After that, I started researching and understanding how to craft music for sync and the proper etiquette and protocol for pitching music to the industry pros. I really dove in a few years later, and now it’s one of the primary parts of my career!
We love that your podcast is helping to support people who aspire to do music as a career. What was your motivation for starting it?
I saw a lot of artists/creatives that were trying to do music full time but had NO IDEA what they were doing. They were approaching it from only a creative perspective. I wanted to educate people from the business side of music and how to actually create a living doing what they love. I knew they didn’t know where to start, how to take next step, or even who to ask!

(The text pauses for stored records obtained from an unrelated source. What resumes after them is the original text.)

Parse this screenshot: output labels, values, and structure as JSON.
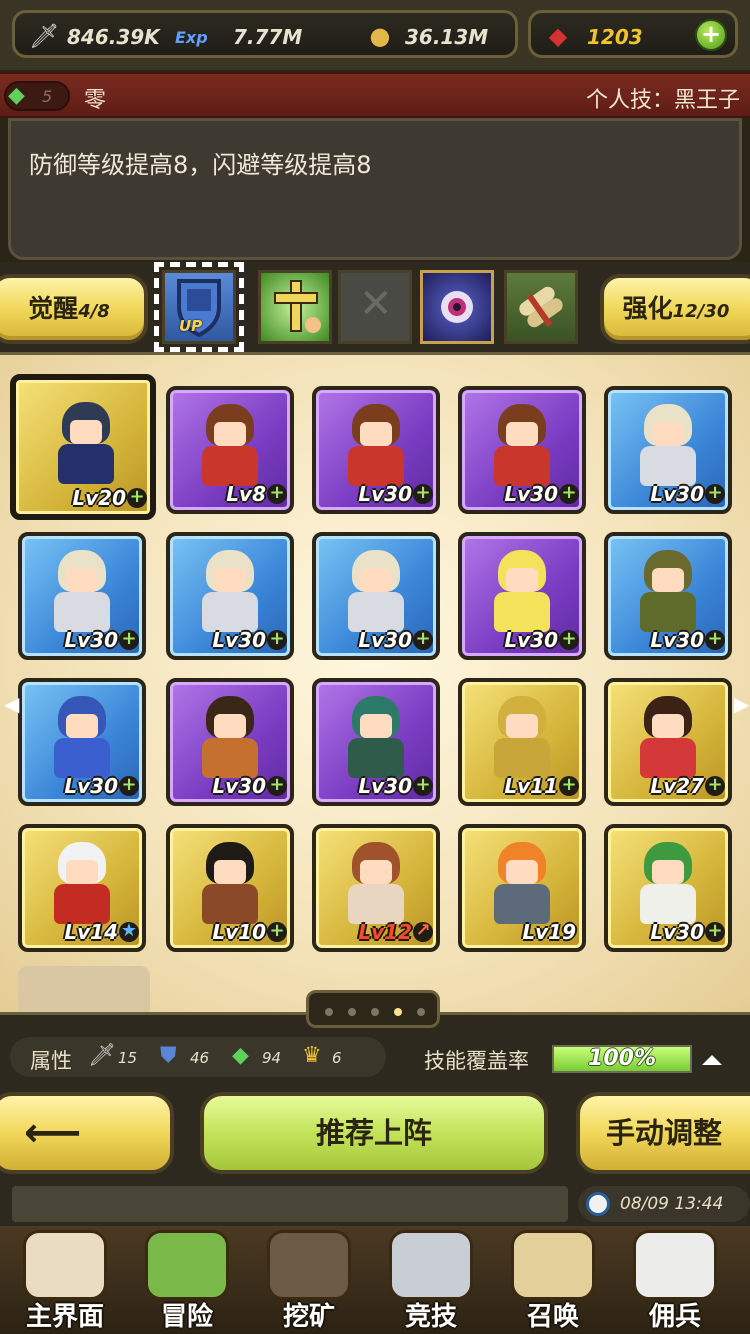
{
  "resources": {
    "attack": {
      "icon": "sword-icon",
      "value": "846.39K"
    },
    "exp": {
      "icon": "exp-icon",
      "value": "7.77M"
    },
    "gold": {
      "icon": "gold-coins-icon",
      "value": "36.13M"
    },
    "gems": {
      "icon": "ruby-icon",
      "value": "1203",
      "color": "#f0c431"
    },
    "add_button": "+"
  },
  "skill": {
    "gem_count": "5",
    "name": "零",
    "personal_label": "个人技：黑王子"
  },
  "description": "防御等级提高8，闪避等级提高8",
  "tabs": {
    "awaken": {
      "label": "觉醒",
      "progress": "4/8"
    },
    "enhance": {
      "label": "强化",
      "progress": "12/30"
    },
    "icons": [
      "shield-up-icon",
      "holy-cross-icon",
      "locked-slot-icon",
      "evil-eye-icon",
      "scroll-bundle-icon"
    ],
    "up_badge": "UP",
    "locked_mark": "✕"
  },
  "heroes": [
    {
      "level": "Lv20",
      "tier": "gold",
      "hair": "#2f3a55",
      "body": "#24306a",
      "badge": "plus",
      "selected": true
    },
    {
      "level": "Lv8",
      "tier": "purple",
      "hair": "#7a3e1e",
      "body": "#c9362b",
      "badge": "plus"
    },
    {
      "level": "Lv30",
      "tier": "purple",
      "hair": "#7a3e1e",
      "body": "#c9362b",
      "badge": "plus"
    },
    {
      "level": "Lv30",
      "tier": "purple",
      "hair": "#7a3e1e",
      "body": "#c9362b",
      "badge": "plus"
    },
    {
      "level": "Lv30",
      "tier": "blue",
      "hair": "#e9e2c9",
      "body": "#d8dbe2",
      "badge": "plus"
    },
    {
      "level": "Lv30",
      "tier": "blue",
      "hair": "#e9e2c9",
      "body": "#d8dbe2",
      "badge": "plus"
    },
    {
      "level": "Lv30",
      "tier": "blue",
      "hair": "#e9e2c9",
      "body": "#d8dbe2",
      "badge": "plus"
    },
    {
      "level": "Lv30",
      "tier": "blue",
      "hair": "#e9e2c9",
      "body": "#d8dbe2",
      "badge": "plus"
    },
    {
      "level": "Lv30",
      "tier": "purple",
      "hair": "#f4e35a",
      "body": "#f4e35a",
      "badge": "plus"
    },
    {
      "level": "Lv30",
      "tier": "blue",
      "hair": "#6b6a2e",
      "body": "#5f6b2a",
      "badge": "plus"
    },
    {
      "level": "Lv30",
      "tier": "blue",
      "hair": "#3656b8",
      "body": "#3c5fd0",
      "badge": "plus"
    },
    {
      "level": "Lv30",
      "tier": "purple",
      "hair": "#3a2718",
      "body": "#c5702e",
      "badge": "plus"
    },
    {
      "level": "Lv30",
      "tier": "purple",
      "hair": "#2e7a6a",
      "body": "#2f5c4a",
      "badge": "plus"
    },
    {
      "level": "Lv11",
      "tier": "gold",
      "hair": "#d2b03e",
      "body": "#c9a63a",
      "badge": "plus"
    },
    {
      "level": "Lv27",
      "tier": "gold",
      "hair": "#3b2214",
      "body": "#d43838",
      "badge": "plus"
    },
    {
      "level": "Lv14",
      "tier": "gold",
      "hair": "#f2f2f2",
      "body": "#c22c22",
      "badge": "star"
    },
    {
      "level": "Lv10",
      "tier": "gold",
      "hair": "#1e1a16",
      "body": "#8a4a2a",
      "badge": "plus"
    },
    {
      "level": "Lv12",
      "tier": "gold",
      "hair": "#a0522d",
      "body": "#e8d6c0",
      "badge": "arrow",
      "level_color": "#ff4a2a"
    },
    {
      "level": "Lv19",
      "tier": "gold",
      "hair": "#f0822a",
      "body": "#5c6a7a",
      "badge": "none"
    },
    {
      "level": "Lv30",
      "tier": "gold",
      "hair": "#3e9a3e",
      "body": "#f0f0ea",
      "badge": "plus"
    }
  ],
  "pager": {
    "pages": 5,
    "active": 3
  },
  "stats": {
    "label": "属性",
    "items": [
      {
        "icon": "sword-icon",
        "value": "15"
      },
      {
        "icon": "shield-icon",
        "value": "46"
      },
      {
        "icon": "gem-icon",
        "value": "94"
      },
      {
        "icon": "crown-icon",
        "value": "6"
      }
    ],
    "coverage_label": "技能覆盖率",
    "coverage_value": "100%",
    "coverage_fraction": 1.0
  },
  "actions": {
    "back_icon": "arrow-left-icon",
    "recommend_label": "推荐上阵",
    "manual_label": "手动调整"
  },
  "status": {
    "time": "08/09 13:44"
  },
  "nav": [
    {
      "label": "主界面",
      "icon": "map-scroll-icon",
      "color": "#e9dcc2"
    },
    {
      "label": "冒险",
      "icon": "island-icon",
      "color": "#7bb84a"
    },
    {
      "label": "挖矿",
      "icon": "pickaxe-icon",
      "color": "#6a5a46"
    },
    {
      "label": "竞技",
      "icon": "crossed-swords-icon",
      "color": "#c9cdd4"
    },
    {
      "label": "召唤",
      "icon": "summon-scroll-icon",
      "color": "#e3cf9a"
    },
    {
      "label": "佣兵",
      "icon": "tent-icon",
      "color": "#ececea"
    }
  ]
}
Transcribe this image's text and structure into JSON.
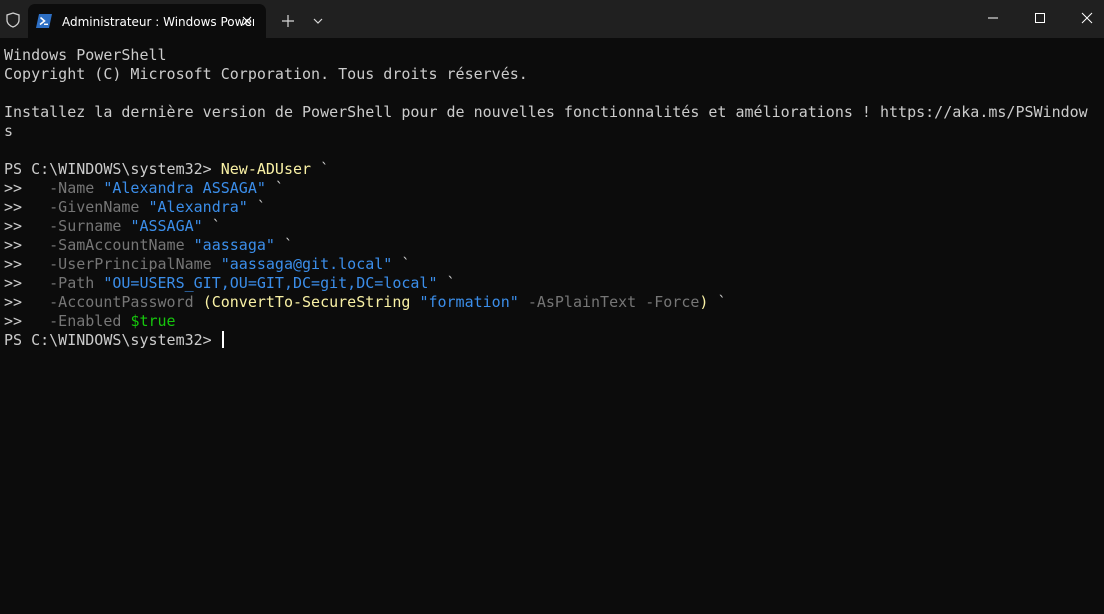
{
  "window": {
    "tab_title": "Administrateur : Windows PowerShell",
    "new_tab_symbol": "+",
    "icons": [
      "shield-icon",
      "powershell-icon",
      "close-icon",
      "plus-icon",
      "chevron-down-icon",
      "minimize-icon",
      "maximize-icon",
      "close-window-icon"
    ]
  },
  "terminal": {
    "header_line1": "Windows PowerShell",
    "header_line2": "Copyright (C) Microsoft Corporation. Tous droits réservés.",
    "upgrade_line1": "Installez la dernière version de PowerShell pour de nouvelles fonctionnalités et améliorations ! https://aka.ms/PSWindow",
    "upgrade_line2": "s",
    "prompt": "PS C:\\WINDOWS\\system32> ",
    "command": "New-ADUser",
    "continuation": " `",
    "cont_prompt": ">>   ",
    "params": [
      {
        "name": "-Name",
        "value": "\"Alexandra ASSAGA\""
      },
      {
        "name": "-GivenName",
        "value": "\"Alexandra\""
      },
      {
        "name": "-Surname",
        "value": "\"ASSAGA\""
      },
      {
        "name": "-SamAccountName",
        "value": "\"aassaga\""
      },
      {
        "name": "-UserPrincipalName",
        "value": "\"aassaga@git.local\""
      },
      {
        "name": "-Path",
        "value": "\"OU=USERS_GIT,OU=GIT,DC=git,DC=local\""
      }
    ],
    "password_param": "-AccountPassword",
    "paren_open": "(",
    "convert_cmd": "ConvertTo-SecureString",
    "password_value": "\"formation\"",
    "plaintext_switch": "-AsPlainText",
    "force_switch": "-Force",
    "paren_close": ")",
    "enabled_param": "-Enabled",
    "enabled_value": "$true",
    "final_prompt": "PS C:\\WINDOWS\\system32> "
  },
  "colors": {
    "background": "#0c0c0c",
    "titlebar": "#202020",
    "command": "#f9f1a5",
    "parameter": "#767676",
    "string": "#3b8eea",
    "variable": "#16c60c",
    "text": "#cccccc"
  }
}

Being an artist myself and figuring out a formula that worked for me, it really bothered me to see people struggling with no road map to guide them in the right direction. I thought why not create a space to help where people can listen and learn from others that are doing the thing they want to do? I was already talking to those people. Why not record it and let others listen in and learn!

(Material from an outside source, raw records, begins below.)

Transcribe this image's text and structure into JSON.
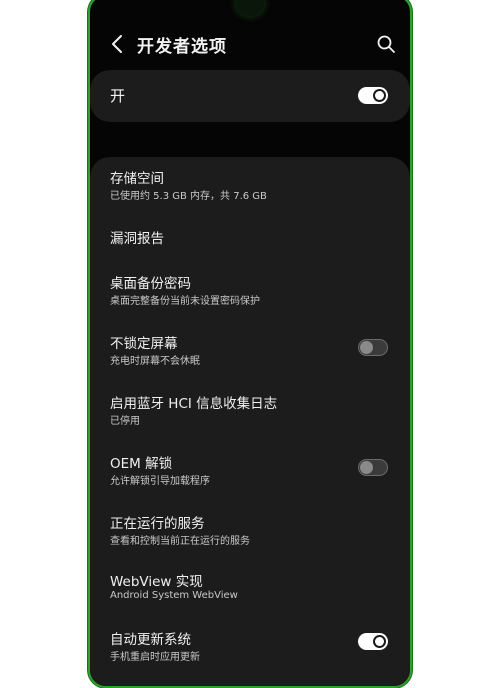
{
  "header": {
    "title": "开发者选项",
    "back_icon": "chevron-left-icon",
    "search_icon": "search-icon"
  },
  "master": {
    "label": "开",
    "enabled": true
  },
  "settings": [
    {
      "title": "存储空间",
      "subtitle": "已使用约 5.3 GB 内存，共 7.6 GB"
    },
    {
      "title": "漏洞报告",
      "subtitle": ""
    },
    {
      "title": "桌面备份密码",
      "subtitle": "桌面完整备份当前未设置密码保护"
    },
    {
      "title": "不锁定屏幕",
      "subtitle": "充电时屏幕不会休眠",
      "toggle": false
    },
    {
      "title": "启用蓝牙 HCI 信息收集日志",
      "subtitle": "已停用"
    },
    {
      "title": "OEM 解锁",
      "subtitle": "允许解锁引导加载程序",
      "toggle": false
    },
    {
      "title": "正在运行的服务",
      "subtitle": "查看和控制当前正在运行的服务"
    },
    {
      "title": "WebView 实现",
      "subtitle": "Android System WebView"
    },
    {
      "title": "自动更新系统",
      "subtitle": "手机重启时应用更新",
      "toggle": true
    }
  ],
  "colors": {
    "frame_accent": "#2ea02e",
    "background": "#050505",
    "card": "#1c1c1c"
  }
}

It’s been amazing getting emails and dm's from people it has helped. I'm excited to be wrapping up season 3, which will air soon.
What are some trends you are seeing in the industry?
Buzzwords I've been hearing: swagger, female empowerment, music with drum lines, and songs that sound “Tik Tok”.
What are some tips for artists looking for sync opportunities for their music?
I like to call it sync reverse engineering.
First- Look at the music you create well. Where do you hear that similar music is placed (TV/AD/Films/Trailers etc)?
Second: research and list all the places you hear your sound to see what artists those shows/ads are using.
There are resources to find exactly what songs are played (tunefind.com(tv), IMDB / ispot.tv (ads).
Third: go to that artist social….and scrollllll until you find a post that mentions a placement from your research. They likely tagged the company and thanked them for their placement (if not listed, cheat code: look at what sync companies they follow. More than likely it’s one of those).
You now have the licensing company name! Go to their website, double check if they accept unsolicited material. Send 3-5 of your best completed songs (in a streamable link) to see if they would be interested in repping your music.
**Added bonus tip: when researching, listen to what lyrical topics are used. Make a running list and write songs about those same topics (fun, good times, home, togetherness… etc).
My favorite album of all time is probably Ellie Goulding's "Delirium". But, I love all genres of music! Right now the new artists I’ve been digging are UPSAHL & Cyn.
Check out Lauren's website here.
Check out here podcast "The Enlightened Musician" here.
For any inquiries regarding licensing Lauren's music music, please reach out to us at firstname.lastname@example.org.